On the opposite side of the pitch, Lionel Messi receives the ball from Sergio Busquets. He immediately turns and drives at Ricardo Carvalho and Sami Khedira. As Messi reaches them he darts to his left, skipping past the German midfielder, and Villa sprints through the blind spot of the Madrid right-back, Sergio Ramos.
Right on cue, Messi pings a perfect diagonal through-ball between Pepe and Ramos, leaving El Guaje one-on-one with Iker Casillas for the second time in three minutes. He lets the ball roll for what seems like a millisecond too many and then stabs it under the onrushing Casillas for 4-0. Continue reading →
TFN’s resident Manuel Pellegrini enthusiast Greg Johnson believes that the Chilean would be a major upgrade on Roberto Mancini. Here’s why Manchester City fans should drink in and savour the prospect of him taking charge at Eastlands…
Zest has been severely lacking from Manchester City this season. Just over 12 months on from Sergio Aguero’s larynx shredding title-winner and the taste of sky blue triumph has been replaced by sour disappointment. Their Premier League winning manager has been sacked, with a surprise FA Cup final defeat to Wigan Athletic and a 2-3 home loss to Norwich City adding a bitter finish to their year.
While Roberto Mancini laid the blame on the club’s failure to add Robin van Persie to their squad, the Dutchman’s absence felt more like a smokescreen than a valid excuse given the attacking talent already at his disposal. In reality, standards have slipped while the team’s enthusiasm has waned. Having accomplished their mission of winning the league, City have regressed.
The abilities of Mancini as a coach and tactician have been exposed as wanting, with his tactical plans unraveling into impotency without the title-winning form of individuals to smooth over the structural cracks. Continue reading →
Germany’s top division is the league of the moment, hailed as an emerging power by the great and the good of the European game. While others lose themselves to the hype, Scott Jenkins takes a step back to reassess the recent plaudits and ask what took everyone so long?
Before we start on this journey, I want you to cast your minds back to a time before Gareth Bale won both the Player Of The Year and the Young Player Of The Year awards. A time before QPR and Reading had been relegated and long before Sky Sports News had reached fever point over Arsenal’s prospective guard of honour (did anyone other than them actually care?). Instead I want you to return to last Thursday…
It’s the morning after the nights before.
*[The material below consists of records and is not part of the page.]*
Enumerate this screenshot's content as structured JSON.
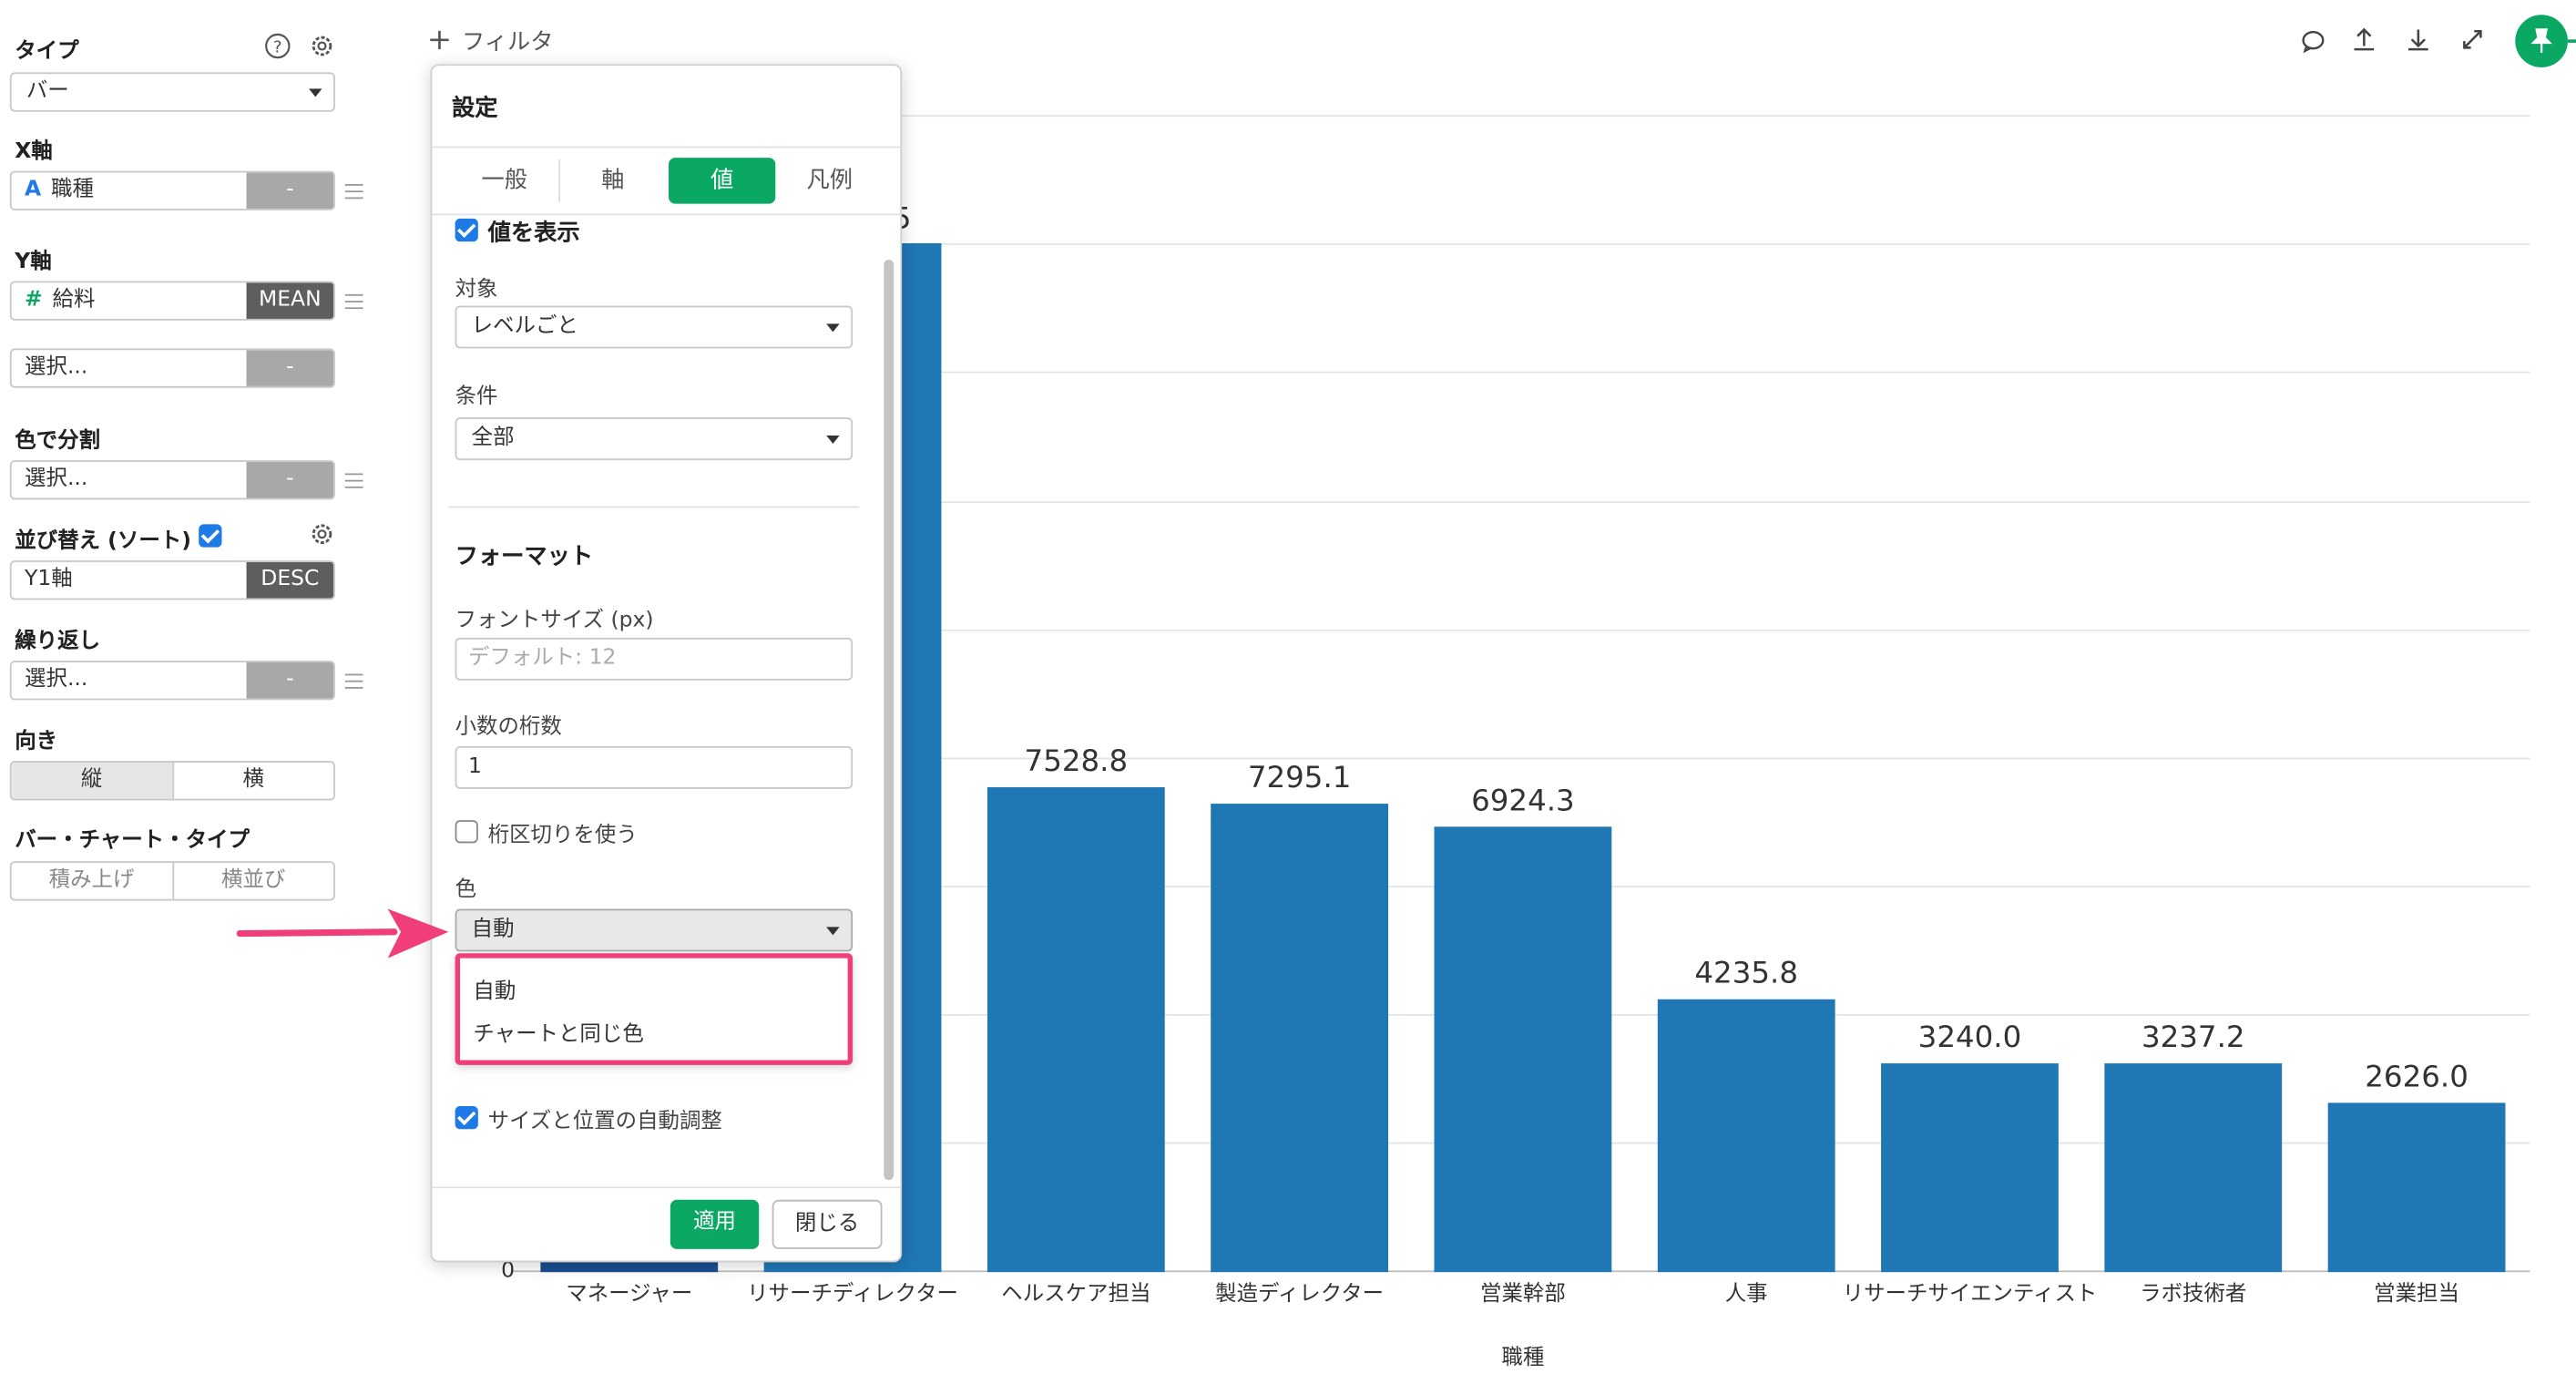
{
  "toolbar": {
    "filter_label": "フィルタ"
  },
  "sidebar": {
    "type_label": "タイプ",
    "type_value": "バー",
    "x_axis_label": "X軸",
    "x_field": "職種",
    "x_field_agg": "-",
    "y_axis_label": "Y軸",
    "y_field": "給料",
    "y_field_agg": "MEAN",
    "y2_placeholder": "選択...",
    "y2_agg": "-",
    "color_split_label": "色で分割",
    "color_placeholder": "選択...",
    "color_agg": "-",
    "sort_label": "並び替え (ソート)",
    "sort_field": "Y1軸",
    "sort_order": "DESC",
    "repeat_label": "繰り返し",
    "repeat_placeholder": "選択...",
    "repeat_agg": "-",
    "orientation_label": "向き",
    "orientation_vertical": "縦",
    "orientation_horizontal": "横",
    "bar_type_label": "バー・チャート・タイプ",
    "bar_type_stacked": "積み上げ",
    "bar_type_side": "横並び"
  },
  "dialog": {
    "title": "設定",
    "tabs": [
      "一般",
      "軸",
      "値",
      "凡例"
    ],
    "active_tab": "値",
    "show_values_label": "値を表示",
    "target_label": "対象",
    "target_value": "レベルごと",
    "condition_label": "条件",
    "condition_value": "全部",
    "format_heading": "フォーマット",
    "font_size_label": "フォントサイズ (px)",
    "font_size_placeholder": "デフォルト: 12",
    "decimals_label": "小数の桁数",
    "decimals_value": "1",
    "thousands_label": "桁区切りを使う",
    "color_label": "色",
    "color_value": "自動",
    "color_options": [
      "自動",
      "チャートと同じ色"
    ],
    "auto_adjust_label": "サイズと位置の自動調整",
    "apply_label": "適用",
    "close_label": "閉じる"
  },
  "colors": {
    "accent": "#0ba864",
    "bar": "#1f77b4",
    "highlight": "#ef3e7a"
  },
  "chart_data": {
    "type": "bar",
    "xlabel": "職種",
    "categories": [
      "マネージャー",
      "リサーチディレクター",
      "ヘルスケア担当",
      "製造ディレクター",
      "営業幹部",
      "人事",
      "リサーチサイエンティスト",
      "ラボ技術者",
      "営業担当"
    ],
    "values": [
      null,
      null,
      7528.8,
      7295.1,
      6924.3,
      4235.8,
      3240.0,
      3237.2,
      2626.0
    ],
    "data_labels": [
      "",
      "",
      "7528.8",
      "7295.1",
      "6924.3",
      "4235.8",
      "3240.0",
      "3237.2",
      "2626.0"
    ],
    "ylim": [
      0,
      16000
    ],
    "y_tick_shown": "0",
    "grid": true
  }
}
Those nights in question are of course Tuesday 23rd April where Bayern Munich (München to any German readers) destroyed Barcelona 4-0 and Wednesday 24th April when we all witnessed Borussia Dortmund’s 4-1 triumph over Real Madrid. Two Champions League Semi Final first legs, one aggregate score reading “Germany 8-1 Spain” and football’s biggest superstars left dejected, facing their greatest adversity of the season at its worst possible time. Continue reading →
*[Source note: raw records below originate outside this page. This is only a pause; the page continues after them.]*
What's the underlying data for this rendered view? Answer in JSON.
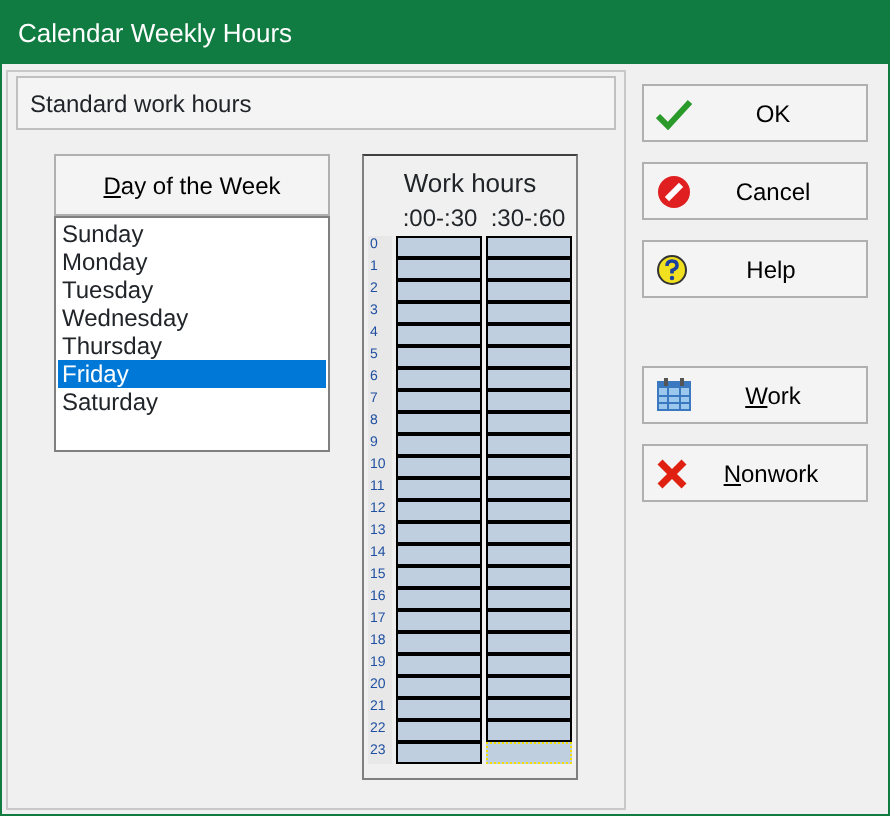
{
  "window": {
    "title": "Calendar Weekly Hours"
  },
  "section_title": "Standard work hours",
  "day_header": {
    "key": "D",
    "rest": "ay of the Week"
  },
  "days": [
    {
      "label": "Sunday",
      "selected": false
    },
    {
      "label": "Monday",
      "selected": false
    },
    {
      "label": "Tuesday",
      "selected": false
    },
    {
      "label": "Wednesday",
      "selected": false
    },
    {
      "label": "Thursday",
      "selected": false
    },
    {
      "label": "Friday",
      "selected": true
    },
    {
      "label": "Saturday",
      "selected": false
    }
  ],
  "work_hours": {
    "title": "Work hours",
    "columns": [
      ":00-:30",
      ":30-:60"
    ],
    "rows": [
      {
        "hour": "0",
        "slots": [
          {
            "focused": false
          },
          {
            "focused": false
          }
        ]
      },
      {
        "hour": "1",
        "slots": [
          {
            "focused": false
          },
          {
            "focused": false
          }
        ]
      },
      {
        "hour": "2",
        "slots": [
          {
            "focused": false
          },
          {
            "focused": false
          }
        ]
      },
      {
        "hour": "3",
        "slots": [
          {
            "focused": false
          },
          {
            "focused": false
          }
        ]
      },
      {
        "hour": "4",
        "slots": [
          {
            "focused": false
          },
          {
            "focused": false
          }
        ]
      },
      {
        "hour": "5",
        "slots": [
          {
            "focused": false
          },
          {
            "focused": false
          }
        ]
      },
      {
        "hour": "6",
        "slots": [
          {
            "focused": false
          },
          {
            "focused": false
          }
        ]
      },
      {
        "hour": "7",
        "slots": [
          {
            "focused": false
          },
          {
            "focused": false
          }
        ]
      },
      {
        "hour": "8",
        "slots": [
          {
            "focused": false
          },
          {
            "focused": false
          }
        ]
      },
      {
        "hour": "9",
        "slots": [
          {
            "focused": false
          },
          {
            "focused": false
          }
        ]
      },
      {
        "hour": "10",
        "slots": [
          {
            "focused": false
          },
          {
            "focused": false
          }
        ]
      },
      {
        "hour": "11",
        "slots": [
          {
            "focused": false
          },
          {
            "focused": false
          }
        ]
      },
      {
        "hour": "12",
        "slots": [
          {
            "focused": false
          },
          {
            "focused": false
          }
        ]
      },
      {
        "hour": "13",
        "slots": [
          {
            "focused": false
          },
          {
            "focused": false
          }
        ]
      },
      {
        "hour": "14",
        "slots": [
          {
            "focused": false
          },
          {
            "focused": false
          }
        ]
      },
      {
        "hour": "15",
        "slots": [
          {
            "focused": false
          },
          {
            "focused": false
          }
        ]
      },
      {
        "hour": "16",
        "slots": [
          {
            "focused": false
          },
          {
            "focused": false
          }
        ]
      },
      {
        "hour": "17",
        "slots": [
          {
            "focused": false
          },
          {
            "focused": false
          }
        ]
      },
      {
        "hour": "18",
        "slots": [
          {
            "focused": false
          },
          {
            "focused": false
          }
        ]
      },
      {
        "hour": "19",
        "slots": [
          {
            "focused": false
          },
          {
            "focused": false
          }
        ]
      },
      {
        "hour": "20",
        "slots": [
          {
            "focused": false
          },
          {
            "focused": false
          }
        ]
      },
      {
        "hour": "21",
        "slots": [
          {
            "focused": false
          },
          {
            "focused": false
          }
        ]
      },
      {
        "hour": "22",
        "slots": [
          {
            "focused": false
          },
          {
            "focused": false
          }
        ]
      },
      {
        "hour": "23",
        "slots": [
          {
            "focused": false
          },
          {
            "focused": true
          }
        ]
      }
    ]
  },
  "buttons": [
    {
      "kind": "ok",
      "label": "OK"
    },
    {
      "kind": "cancel",
      "label": "Cancel"
    },
    {
      "kind": "help",
      "label": "Help"
    },
    {
      "kind": "work",
      "key": "W",
      "label": "ork"
    },
    {
      "kind": "nonwork",
      "key": "N",
      "label": "onwork"
    }
  ]
}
No contenders please, we’re English. James Dutton looks at a Champions League quarter-final lineup harking back to its halcyon days…
The bell tolls. Last orders gents.
There has been something of an overreaction to the lack of English teams remaining in this season’s Champions League. Of course this is the first time since 1995-6 that there has been no English representation at this stage. Blackburn Rovers were the sole flag bearer then and endured a miserable experience. Until Manchester City’s woeful performance this season, it was the worst English campaign in Champions League history.
Though it is significant that this is the first time since the expansion of 1999-2000 that any number of English entrants have failed to progress beyond the Last 16, that ship sailed long ago for the other top European leagues. La Liga in 2005, Serie A in 2001, 2002 and 2009 and the Bundesliga in 2003, 2004 and 2006.
Many have been ready and willing to proclaim the respective deaths of Italian and German football since the turn of the millennium but neither prediction has come to pass. Boom and bust is part and parcel of the sport. Continue reading →